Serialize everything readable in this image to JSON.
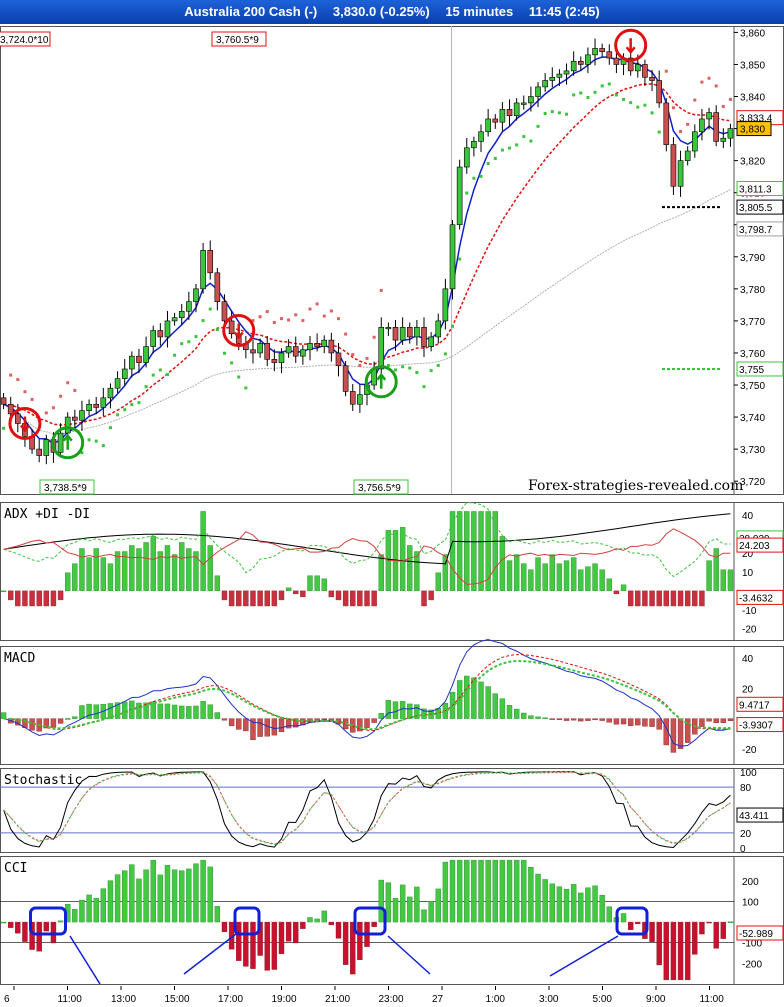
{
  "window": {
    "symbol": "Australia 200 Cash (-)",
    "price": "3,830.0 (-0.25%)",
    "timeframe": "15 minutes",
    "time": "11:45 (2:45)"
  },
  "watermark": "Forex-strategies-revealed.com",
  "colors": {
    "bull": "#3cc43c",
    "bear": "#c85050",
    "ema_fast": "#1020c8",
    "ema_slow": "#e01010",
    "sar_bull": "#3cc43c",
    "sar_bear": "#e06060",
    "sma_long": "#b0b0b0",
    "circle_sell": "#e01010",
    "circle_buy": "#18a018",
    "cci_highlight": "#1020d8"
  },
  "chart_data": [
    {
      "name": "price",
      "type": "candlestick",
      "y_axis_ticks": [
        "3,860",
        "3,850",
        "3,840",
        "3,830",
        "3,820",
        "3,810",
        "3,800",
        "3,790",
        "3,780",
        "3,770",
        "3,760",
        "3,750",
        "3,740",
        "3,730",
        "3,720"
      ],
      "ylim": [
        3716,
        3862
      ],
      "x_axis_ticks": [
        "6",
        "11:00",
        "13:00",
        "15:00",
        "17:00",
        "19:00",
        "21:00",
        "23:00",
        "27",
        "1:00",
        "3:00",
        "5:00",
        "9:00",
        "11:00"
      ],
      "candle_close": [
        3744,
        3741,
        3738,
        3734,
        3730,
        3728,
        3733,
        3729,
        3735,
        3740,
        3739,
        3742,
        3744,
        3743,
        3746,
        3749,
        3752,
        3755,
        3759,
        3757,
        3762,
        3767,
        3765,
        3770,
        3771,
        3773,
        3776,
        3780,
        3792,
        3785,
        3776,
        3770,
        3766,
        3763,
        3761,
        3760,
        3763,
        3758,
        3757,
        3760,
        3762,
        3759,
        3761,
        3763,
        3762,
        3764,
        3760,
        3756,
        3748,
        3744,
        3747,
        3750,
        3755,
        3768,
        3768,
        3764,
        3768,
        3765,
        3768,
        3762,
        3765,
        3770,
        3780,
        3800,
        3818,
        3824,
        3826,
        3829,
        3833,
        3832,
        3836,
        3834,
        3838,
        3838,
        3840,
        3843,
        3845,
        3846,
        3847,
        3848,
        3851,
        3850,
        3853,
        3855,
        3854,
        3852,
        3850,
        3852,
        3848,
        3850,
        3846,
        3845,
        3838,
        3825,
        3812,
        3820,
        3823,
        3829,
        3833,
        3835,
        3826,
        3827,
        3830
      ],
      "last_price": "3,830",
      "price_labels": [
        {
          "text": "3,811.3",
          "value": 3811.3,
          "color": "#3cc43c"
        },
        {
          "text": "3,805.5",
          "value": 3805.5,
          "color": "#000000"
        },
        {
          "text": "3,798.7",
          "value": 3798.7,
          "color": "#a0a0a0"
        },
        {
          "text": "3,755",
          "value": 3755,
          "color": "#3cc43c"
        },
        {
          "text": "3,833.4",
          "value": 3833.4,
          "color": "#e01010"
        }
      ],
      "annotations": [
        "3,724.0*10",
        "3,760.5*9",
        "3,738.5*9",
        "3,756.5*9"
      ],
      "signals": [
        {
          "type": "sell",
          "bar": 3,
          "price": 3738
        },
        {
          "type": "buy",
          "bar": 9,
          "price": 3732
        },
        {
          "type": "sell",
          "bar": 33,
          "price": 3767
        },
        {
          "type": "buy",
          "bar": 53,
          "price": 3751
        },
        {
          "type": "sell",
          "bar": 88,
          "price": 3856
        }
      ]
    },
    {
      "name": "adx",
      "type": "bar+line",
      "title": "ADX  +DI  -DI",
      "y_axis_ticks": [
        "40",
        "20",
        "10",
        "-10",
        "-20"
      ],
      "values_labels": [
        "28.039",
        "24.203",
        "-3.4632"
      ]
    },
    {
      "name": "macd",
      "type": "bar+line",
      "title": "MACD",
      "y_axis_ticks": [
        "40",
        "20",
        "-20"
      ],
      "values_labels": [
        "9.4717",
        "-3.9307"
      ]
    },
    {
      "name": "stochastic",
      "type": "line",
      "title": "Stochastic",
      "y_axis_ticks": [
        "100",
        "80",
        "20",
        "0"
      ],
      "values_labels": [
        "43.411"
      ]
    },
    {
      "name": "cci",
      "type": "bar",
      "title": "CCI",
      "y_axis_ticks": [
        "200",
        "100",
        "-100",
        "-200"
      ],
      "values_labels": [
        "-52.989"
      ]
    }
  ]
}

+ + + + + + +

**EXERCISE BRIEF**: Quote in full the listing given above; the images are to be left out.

**ANSWER TO THE EXERCISE**:
Serialize everything readable in this image to JSON.
{
  "window": {
    "symbol": "Australia 200 Cash (-)",
    "price": "3,830.0 (-0.25%)",
    "timeframe": "15 minutes",
    "time": "11:45 (2:45)"
  },
  "watermark": "Forex-strategies-revealed.com",
  "colors": {
    "bull": "#3cc43c",
    "bear": "#c85050",
    "ema_fast": "#1020c8",
    "ema_slow": "#e01010",
    "sar_bull": "#3cc43c",
    "sar_bear": "#e06060",
    "sma_long": "#b0b0b0",
    "circle_sell": "#e01010",
    "circle_buy": "#18a018",
    "cci_highlight": "#1020d8"
  },
  "chart_data": [
    {
      "name": "price",
      "type": "candlestick",
      "y_axis_ticks": [
        "3,860",
        "3,850",
        "3,840",
        "3,830",
        "3,820",
        "3,810",
        "3,800",
        "3,790",
        "3,780",
        "3,770",
        "3,760",
        "3,750",
        "3,740",
        "3,730",
        "3,720"
      ],
      "ylim": [
        3716,
        3862
      ],
      "x_axis_ticks": [
        "6",
        "11:00",
        "13:00",
        "15:00",
        "17:00",
        "19:00",
        "21:00",
        "23:00",
        "27",
        "1:00",
        "3:00",
        "5:00",
        "9:00",
        "11:00"
      ],
      "candle_close": [
        3744,
        3741,
        3738,
        3734,
        3730,
        3728,
        3733,
        3729,
        3735,
        3740,
        3739,
        3742,
        3744,
        3743,
        3746,
        3749,
        3752,
        3755,
        3759,
        3757,
        3762,
        3767,
        3765,
        3770,
        3771,
        3773,
        3776,
        3780,
        3792,
        3785,
        3776,
        3770,
        3766,
        3763,
        3761,
        3760,
        3763,
        3758,
        3757,
        3760,
        3762,
        3759,
        3761,
        3763,
        3762,
        3764,
        3760,
        3756,
        3748,
        3744,
        3747,
        3750,
        3755,
        3768,
        3768,
        3764,
        3768,
        3765,
        3768,
        3762,
        3765,
        3770,
        3780,
        3800,
        3818,
        3824,
        3826,
        3829,
        3833,
        3832,
        3836,
        3834,
        3838,
        3838,
        3840,
        3843,
        3845,
        3846,
        3847,
        3848,
        3851,
        3850,
        3853,
        3855,
        3854,
        3852,
        3850,
        3852,
        3848,
        3850,
        3846,
        3845,
        3838,
        3825,
        3812,
        3820,
        3823,
        3829,
        3833,
        3835,
        3826,
        3827,
        3830
      ],
      "last_price": "3,830",
      "price_labels": [
        {
          "text": "3,811.3",
          "value": 3811.3,
          "color": "#3cc43c"
        },
        {
          "text": "3,805.5",
          "value": 3805.5,
          "color": "#000000"
        },
        {
          "text": "3,798.7",
          "value": 3798.7,
          "color": "#a0a0a0"
        },
        {
          "text": "3,755",
          "value": 3755,
          "color": "#3cc43c"
        },
        {
          "text": "3,833.4",
          "value": 3833.4,
          "color": "#e01010"
        }
      ],
      "annotations": [
        "3,724.0*10",
        "3,760.5*9",
        "3,738.5*9",
        "3,756.5*9"
      ],
      "signals": [
        {
          "type": "sell",
          "bar": 3,
          "price": 3738
        },
        {
          "type": "buy",
          "bar": 9,
          "price": 3732
        },
        {
          "type": "sell",
          "bar": 33,
          "price": 3767
        },
        {
          "type": "buy",
          "bar": 53,
          "price": 3751
        },
        {
          "type": "sell",
          "bar": 88,
          "price": 3856
        }
      ]
    },
    {
      "name": "adx",
      "type": "bar+line",
      "title": "ADX  +DI  -DI",
      "y_axis_ticks": [
        "40",
        "20",
        "10",
        "-10",
        "-20"
      ],
      "values_labels": [
        "28.039",
        "24.203",
        "-3.4632"
      ]
    },
    {
      "name": "macd",
      "type": "bar+line",
      "title": "MACD",
      "y_axis_ticks": [
        "40",
        "20",
        "-20"
      ],
      "values_labels": [
        "9.4717",
        "-3.9307"
      ]
    },
    {
      "name": "stochastic",
      "type": "line",
      "title": "Stochastic",
      "y_axis_ticks": [
        "100",
        "80",
        "20",
        "0"
      ],
      "values_labels": [
        "43.411"
      ]
    },
    {
      "name": "cci",
      "type": "bar",
      "title": "CCI",
      "y_axis_ticks": [
        "200",
        "100",
        "-100",
        "-200"
      ],
      "values_labels": [
        "-52.989"
      ]
    }
  ]
}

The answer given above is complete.